Contact info

Mailing address:

Laura Stupin
International Relations Office
Mahidol University International College
999 Buddhamonthon 4 Rd.
Salaya, Nakhonpathom 73170

Thai cell phone: 05-1266181

02 September 2005

$50 stack slap

Hey, I’m going to sleep now. You won't see me for…a little bit. ‘Cause I’ll be sleeping.

--Madfellow Mike

01 September 2005

The ghosts are at the gate

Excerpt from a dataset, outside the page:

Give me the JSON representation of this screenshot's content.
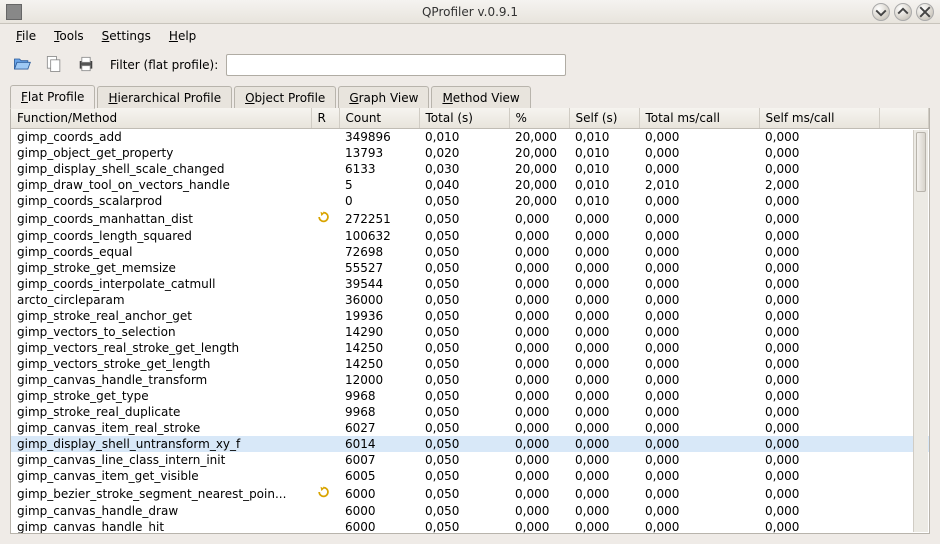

I don’t actually live in Santa Fe. My house is outside of city limits on a dirt road. I went running last night, a little past midnight. No moon, only stars, and there’s no streetlights out here, so it was darker than a communist conspiracy. I’m not a runner, but I start missing New Mexico before I leave it, and I felt the overwhelming need to stake out my turf, to make sure I still owned the hills and arroyos, and the thin air and parched piñons still belonged to me.
I learned how to ride a bike in the dark during inky summer nights at Ghost Ranch. Dodging unseen obstacles wasn't the hard part, it was learning to make peace with my mind…in the dark, every half-seen clump of bushes concealed a rattlesnake or an axe murderer. Nothing scares me quite like groping through a dark night does. It creates a familiar feeling of utter panic...my throat tightens, my veins sing with adrenaline, and my my pounding heart leaks out my ears. After a while, it becomes addicting. How long can I skate on the edge of my fears?
Last night, I found myself running nearly blind, feeling the road and watching the stars. I felt enormously vulnerable because I could barely see and mind kept creating lurking monsters. My feet thumping against the dirt seemed like the only sound in the world, and I felt so loud. I couldn't help imagining people sitting up in bed as I thumped by. I heard some dogs barking maniacally in the distance, and I realized that there were three of them and I would soon be running right past them. I could see them leaping over the fence, coming to tear my throat out in the dark. Then my runner's high kicked in and my head exploded with euphoria. It dawned on me that they were barking because they were afraid of me, this thumping, shadowy monster that was barrelling down their road past midnight, and if they dared jump over that fence, I would just rip their effing throats out.
Sounds silly in retrospect, right? The point is...in that moment it was razor clear that I have nothing to fear in the world because the whole world is fearful. Thailand, here I come.